Only Chicago Brick Ovens proprietary low-dome construction creates the perfect FlameRoll from front to back. In this unique cooking method, the vent pulls the flame horizontally across the top of the Dome and then vertically back down the side. Not only does this "funnel effect" create higher temperatures for superior cooking, but the rolling flames being drawn across the dome are also aesthetically beautiful, giving you full wood-fired cooking experience. In competitive high-dome brick ovens, the flames get trapped in the upper portion of the Dome, too far away from the food to properly cook it.
Radiant heat comes from a direct source. In a wood-fired oven, radiant heat can come from two direct sources - the fire and the heat that's stored in the pizza oven walls and hearth. Radiant heat is very even and will cook food from all directions. The special shape of your Chicago Brick Oven reduces all cold spots and ensures that the stored radiant heat is used efficiently. By slowly building the Oven's stored heat, you'll be able to take advantage of the radiant heat for longer periods of time. You'll also be able to use radiant heat by leaving a fire or hot coals in the oven. Use this method of cooking if you want high heat and short cooking time, especially for pizzas.
Convection is heated air circulating in an oven. Cool air is drawn into the oven through the access hole (when the exterior door is closed) or the oven opening (when the door is open). As the cool air is drawn into the oven, it's rapidly heated by the fire and the stored heat in the oven. This heated air passes over the food evenly. As the air continues to heat, it passes to the back of the oven and rises. The heated air now again passes over the food on the way out of the oven flue. This draw causes a steady flow of heat to pass over the food, causing convection. You can also take advantage of convection with closed-door cooking. For example, when you add cool dough to the hot oven, convection will take place through the moisture in the dough. As the hot air comes in contact with the dough, the heat is transferred. The air comes off the dough cooler and then is heated again by the oven.
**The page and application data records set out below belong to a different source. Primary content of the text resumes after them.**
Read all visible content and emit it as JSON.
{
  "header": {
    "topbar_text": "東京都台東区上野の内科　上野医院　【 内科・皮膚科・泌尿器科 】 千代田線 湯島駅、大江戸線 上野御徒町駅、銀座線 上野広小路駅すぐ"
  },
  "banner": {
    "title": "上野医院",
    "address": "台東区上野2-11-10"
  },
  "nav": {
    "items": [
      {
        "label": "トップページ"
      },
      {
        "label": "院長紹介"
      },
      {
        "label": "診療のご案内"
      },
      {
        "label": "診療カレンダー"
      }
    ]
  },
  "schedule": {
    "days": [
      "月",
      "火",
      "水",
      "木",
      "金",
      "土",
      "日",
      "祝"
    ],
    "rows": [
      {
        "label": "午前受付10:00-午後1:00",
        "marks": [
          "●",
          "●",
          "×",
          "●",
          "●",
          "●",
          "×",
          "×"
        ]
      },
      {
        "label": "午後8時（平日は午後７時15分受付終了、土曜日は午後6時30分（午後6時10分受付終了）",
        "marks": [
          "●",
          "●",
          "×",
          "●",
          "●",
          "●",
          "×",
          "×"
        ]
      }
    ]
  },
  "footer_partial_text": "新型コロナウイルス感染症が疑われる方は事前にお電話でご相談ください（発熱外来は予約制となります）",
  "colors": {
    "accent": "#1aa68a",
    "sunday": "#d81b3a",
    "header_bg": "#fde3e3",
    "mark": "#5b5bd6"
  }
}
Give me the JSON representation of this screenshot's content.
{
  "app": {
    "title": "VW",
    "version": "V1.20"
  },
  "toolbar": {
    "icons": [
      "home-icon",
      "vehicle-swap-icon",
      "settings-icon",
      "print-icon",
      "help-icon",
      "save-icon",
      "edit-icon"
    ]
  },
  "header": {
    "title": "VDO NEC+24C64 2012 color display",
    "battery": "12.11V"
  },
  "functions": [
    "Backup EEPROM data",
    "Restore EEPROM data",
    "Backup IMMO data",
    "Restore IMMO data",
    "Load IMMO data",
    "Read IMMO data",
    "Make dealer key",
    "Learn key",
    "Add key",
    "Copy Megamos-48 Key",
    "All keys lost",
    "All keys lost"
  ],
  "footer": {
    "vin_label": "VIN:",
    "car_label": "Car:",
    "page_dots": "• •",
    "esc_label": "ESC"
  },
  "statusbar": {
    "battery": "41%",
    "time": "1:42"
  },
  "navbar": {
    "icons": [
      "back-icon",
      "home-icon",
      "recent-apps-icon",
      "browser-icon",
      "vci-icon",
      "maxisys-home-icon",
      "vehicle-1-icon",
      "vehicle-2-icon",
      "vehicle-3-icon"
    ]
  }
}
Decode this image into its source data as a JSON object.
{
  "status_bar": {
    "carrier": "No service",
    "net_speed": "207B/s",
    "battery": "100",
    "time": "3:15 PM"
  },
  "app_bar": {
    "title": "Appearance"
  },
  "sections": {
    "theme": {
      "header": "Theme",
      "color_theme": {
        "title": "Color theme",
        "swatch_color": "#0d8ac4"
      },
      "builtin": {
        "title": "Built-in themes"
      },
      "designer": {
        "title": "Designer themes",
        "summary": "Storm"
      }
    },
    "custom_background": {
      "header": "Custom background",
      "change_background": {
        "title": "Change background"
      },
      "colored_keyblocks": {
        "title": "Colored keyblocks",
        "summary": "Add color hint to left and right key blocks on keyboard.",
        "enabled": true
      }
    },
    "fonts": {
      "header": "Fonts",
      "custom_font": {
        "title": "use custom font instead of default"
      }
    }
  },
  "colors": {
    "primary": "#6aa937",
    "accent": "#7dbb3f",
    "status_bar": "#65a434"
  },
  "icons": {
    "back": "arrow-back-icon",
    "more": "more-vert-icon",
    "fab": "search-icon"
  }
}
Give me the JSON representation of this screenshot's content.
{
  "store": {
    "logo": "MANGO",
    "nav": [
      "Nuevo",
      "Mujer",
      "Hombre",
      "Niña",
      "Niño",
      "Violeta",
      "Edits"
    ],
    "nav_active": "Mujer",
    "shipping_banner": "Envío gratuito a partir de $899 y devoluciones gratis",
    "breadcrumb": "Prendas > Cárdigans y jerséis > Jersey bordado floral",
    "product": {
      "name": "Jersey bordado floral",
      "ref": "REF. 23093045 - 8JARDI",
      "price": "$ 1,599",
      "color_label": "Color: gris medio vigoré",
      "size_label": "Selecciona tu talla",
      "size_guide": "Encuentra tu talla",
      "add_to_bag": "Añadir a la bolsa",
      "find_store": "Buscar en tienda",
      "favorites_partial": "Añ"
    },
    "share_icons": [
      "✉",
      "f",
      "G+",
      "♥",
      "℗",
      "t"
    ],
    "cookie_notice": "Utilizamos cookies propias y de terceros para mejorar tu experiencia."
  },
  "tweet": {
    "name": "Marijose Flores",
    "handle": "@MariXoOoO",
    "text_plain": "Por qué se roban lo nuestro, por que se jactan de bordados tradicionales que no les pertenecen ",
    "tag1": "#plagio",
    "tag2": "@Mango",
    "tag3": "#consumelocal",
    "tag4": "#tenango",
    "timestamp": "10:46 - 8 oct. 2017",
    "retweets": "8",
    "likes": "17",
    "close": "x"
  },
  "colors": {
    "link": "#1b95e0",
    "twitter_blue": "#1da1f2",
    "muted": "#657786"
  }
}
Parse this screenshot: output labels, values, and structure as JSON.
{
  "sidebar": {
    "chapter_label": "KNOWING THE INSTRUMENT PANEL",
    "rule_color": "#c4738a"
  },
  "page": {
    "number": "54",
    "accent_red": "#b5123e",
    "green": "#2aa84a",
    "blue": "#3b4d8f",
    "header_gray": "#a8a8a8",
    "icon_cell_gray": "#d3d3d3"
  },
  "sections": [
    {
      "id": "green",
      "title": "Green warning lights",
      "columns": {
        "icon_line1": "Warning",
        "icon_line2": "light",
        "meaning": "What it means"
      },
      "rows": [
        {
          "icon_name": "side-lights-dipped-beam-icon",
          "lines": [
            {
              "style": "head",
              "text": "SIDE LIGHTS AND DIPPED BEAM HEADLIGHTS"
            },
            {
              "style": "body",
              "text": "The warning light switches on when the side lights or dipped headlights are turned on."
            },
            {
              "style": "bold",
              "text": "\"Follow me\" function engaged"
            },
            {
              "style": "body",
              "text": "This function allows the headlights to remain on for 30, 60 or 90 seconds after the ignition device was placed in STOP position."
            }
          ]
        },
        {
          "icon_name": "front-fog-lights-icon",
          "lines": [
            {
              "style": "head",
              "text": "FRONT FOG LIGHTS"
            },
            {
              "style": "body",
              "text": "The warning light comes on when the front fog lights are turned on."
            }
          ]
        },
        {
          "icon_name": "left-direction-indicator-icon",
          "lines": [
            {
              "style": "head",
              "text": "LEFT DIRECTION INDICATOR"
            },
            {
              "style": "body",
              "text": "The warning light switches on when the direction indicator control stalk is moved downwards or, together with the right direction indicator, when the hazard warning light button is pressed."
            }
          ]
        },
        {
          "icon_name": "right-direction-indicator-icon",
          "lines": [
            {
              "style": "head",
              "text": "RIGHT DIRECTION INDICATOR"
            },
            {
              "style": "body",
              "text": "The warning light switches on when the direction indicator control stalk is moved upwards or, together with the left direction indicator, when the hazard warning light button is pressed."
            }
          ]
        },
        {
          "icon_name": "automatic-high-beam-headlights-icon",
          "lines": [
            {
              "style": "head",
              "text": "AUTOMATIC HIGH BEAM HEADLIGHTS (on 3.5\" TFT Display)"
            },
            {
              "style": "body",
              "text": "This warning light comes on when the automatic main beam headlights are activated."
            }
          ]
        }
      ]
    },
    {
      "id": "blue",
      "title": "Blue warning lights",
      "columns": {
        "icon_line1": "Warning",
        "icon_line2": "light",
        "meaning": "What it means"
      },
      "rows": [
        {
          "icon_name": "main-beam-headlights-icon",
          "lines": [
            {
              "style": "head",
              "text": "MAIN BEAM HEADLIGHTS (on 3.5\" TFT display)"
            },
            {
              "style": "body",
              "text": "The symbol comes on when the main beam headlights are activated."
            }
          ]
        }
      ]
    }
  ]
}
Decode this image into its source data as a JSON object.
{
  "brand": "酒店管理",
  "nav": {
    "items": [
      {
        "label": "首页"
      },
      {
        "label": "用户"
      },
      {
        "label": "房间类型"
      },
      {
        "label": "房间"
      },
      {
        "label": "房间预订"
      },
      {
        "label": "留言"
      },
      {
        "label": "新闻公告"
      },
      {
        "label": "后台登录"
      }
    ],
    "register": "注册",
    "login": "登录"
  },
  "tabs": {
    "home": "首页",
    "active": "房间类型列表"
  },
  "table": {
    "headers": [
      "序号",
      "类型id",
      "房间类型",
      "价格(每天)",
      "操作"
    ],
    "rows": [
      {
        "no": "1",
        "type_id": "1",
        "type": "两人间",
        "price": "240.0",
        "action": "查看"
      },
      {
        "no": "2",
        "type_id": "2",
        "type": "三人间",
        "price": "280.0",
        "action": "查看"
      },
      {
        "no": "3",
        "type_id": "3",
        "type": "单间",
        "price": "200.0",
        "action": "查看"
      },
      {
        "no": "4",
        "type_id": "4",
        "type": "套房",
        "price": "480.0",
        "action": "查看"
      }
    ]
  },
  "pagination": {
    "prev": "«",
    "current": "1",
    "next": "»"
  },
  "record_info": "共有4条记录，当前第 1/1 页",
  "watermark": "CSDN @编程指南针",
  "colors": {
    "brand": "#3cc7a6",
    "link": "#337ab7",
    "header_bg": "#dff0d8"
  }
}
The third method of cooking in your Chicago Brick wood-fired oven is through conduction. Conduction occurs when a cooler object comes in contact with a warmer object and heat is transferred. The amount of conduction that takes place depends on two things - the temperature difference between the two items and the material (if any) that's between them. For example, you may want to sear a steak by placing a cast iron grill in a very hot oven. Make sure any cooking device you put into your Oven is at 75°F or above to avoid thermal shock to the hearth. Once the grill is at temperature, you'll place room-temperature steaks on the grill. This contact will cause conduction to take place and sear the steaks. Another example of conduction is putting a pizza directly on the oven's heated hearth. The heat transferred from the hearth to the pizza will cause an excellent crust to form.